I read for this week both the 2/2/1914 issue and the 4/1/1914 issue of The Egoist. The sections of Portrait in these two editions are placed as the narrative focus (being the only sections that are serialized novels) and are individually structured to create a narrative hook.
In both issues, Portrait appears as the only prose form of artistry, although there are: poems (a set in each issue), a set of dialogues in the April 1 edition that reads almost like a play, a translation of “The Horses of Diomedes” that also reads like a play in the February 2 edition, a set of book reviews in the February edition, and a series of articles, ranging from issues about chastity to the Chinese. Many of the themes presented in the pieces included have themes of religion, politics, and artistry. The question of who artists are, with relation to themselves and the general public, comes up regularly. For instance, Huntly Carter rails against the artist becoming “de-individualised” through the sale of art (Egoist Feb 2, 1914 p. 58), Leigh Henry writes that “The artist does, not what others consider beautiful, but what for himself is a necessity” (Egoist April 1, 1914 p. 123), and Edgar A. Mowrer writes that “The true artist has but one end : the expression of his vision into the immanence of things” (Egoist April 1, 1914 p. 135). The content of Portrait is, then, congruous, with the ideas already in motion in The Egoist.

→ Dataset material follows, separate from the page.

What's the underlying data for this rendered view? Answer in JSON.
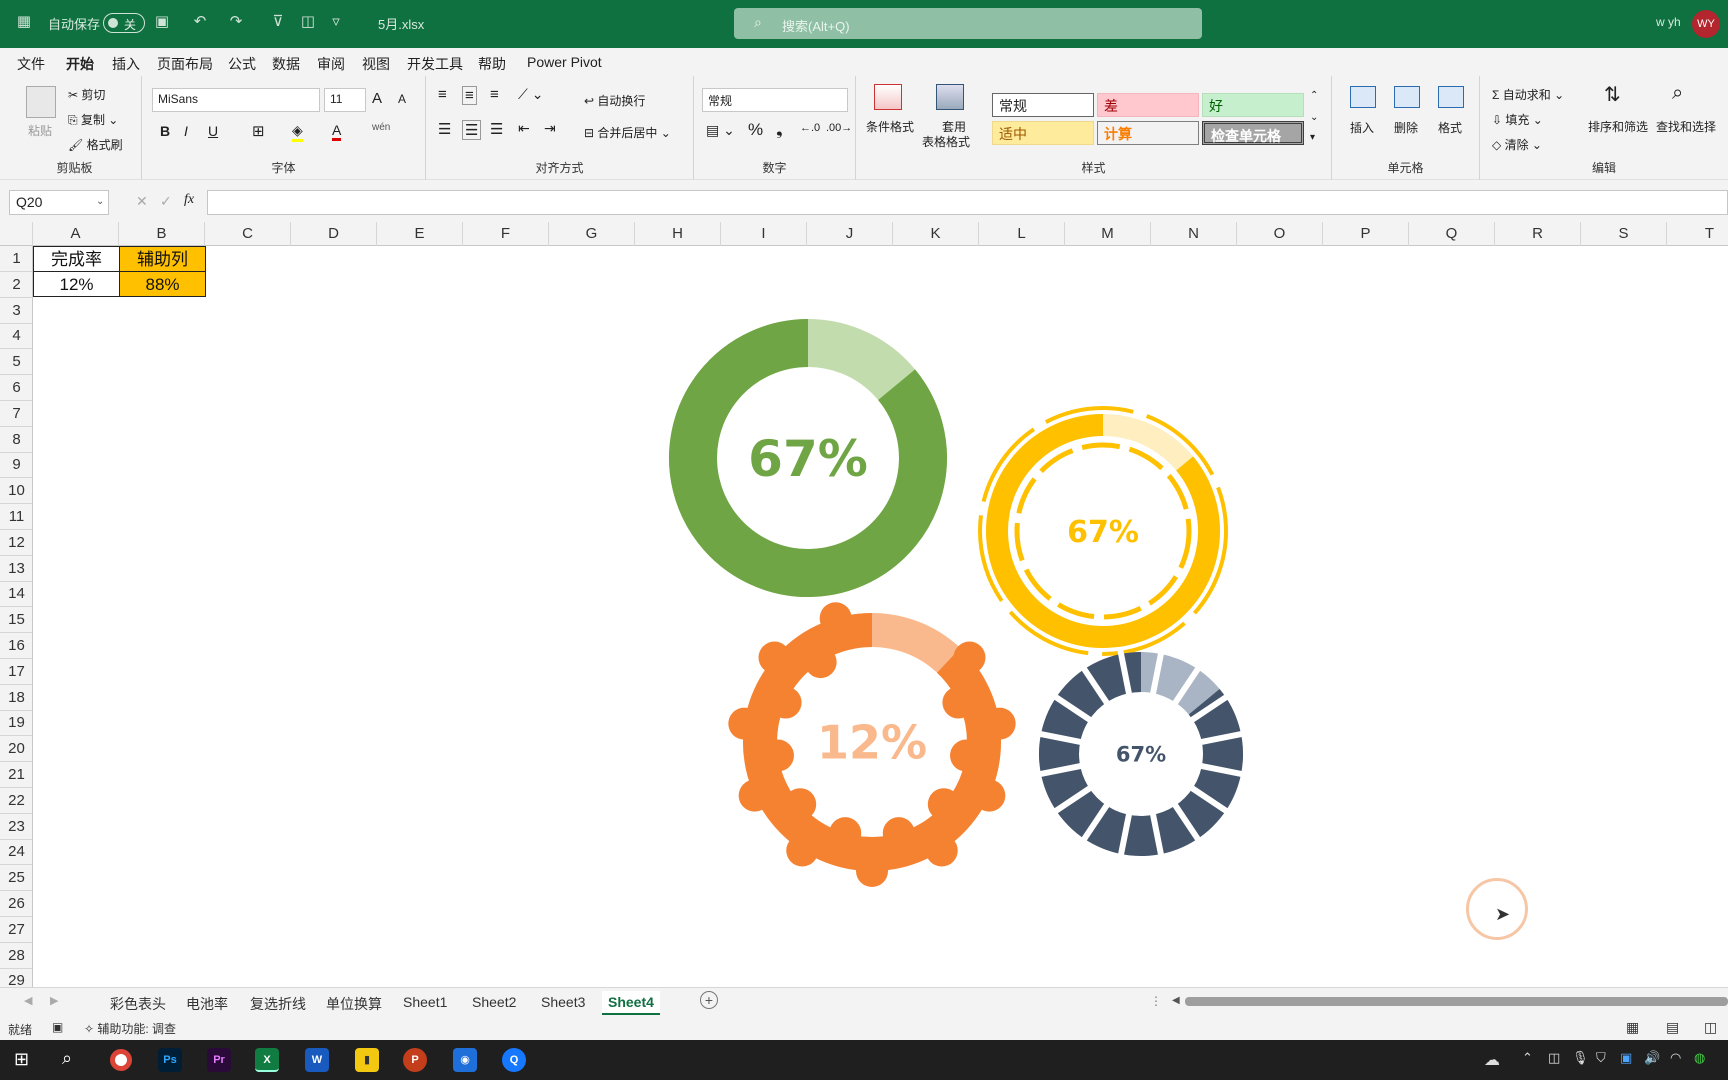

In the February 2 edition, the first that Portrait appears in, it has no preamble—just dives right in. The section ends with the protagonist falling asleep and wishing that he better understood questions about God and politics. The section that ends the April 1 edition is the scene where the protagonist is flogged for his broken glasses—the scene ends with the frightening promise/threat that the flogger will re-appear every day. Each of these endings provides the necessary “hook” for readers to want more. In the first, there is this begged question: “Will Stephen grow to understand the nature of God and the intricacies of politics?” In the second, the hook is a haunting one: “Will Stephen be beaten each new day?” Like Stephen, readers are left with this looming anxiety of what will happen. These hooks, while present in the book version, were lost to me as a reader because I have the luxury of completion. I have the whole book. The only hook needed for me is the one starting chapter 1. However, in terms of content structure, a hook at the end of each section is very important in a serialization because it’s what keeps readers buying more! This is reflected in the Feb 2 issue in that the final page of the edition contains an ad to purchase a subscription to The Egoist. The editors want to have their readers hooked and wanting more.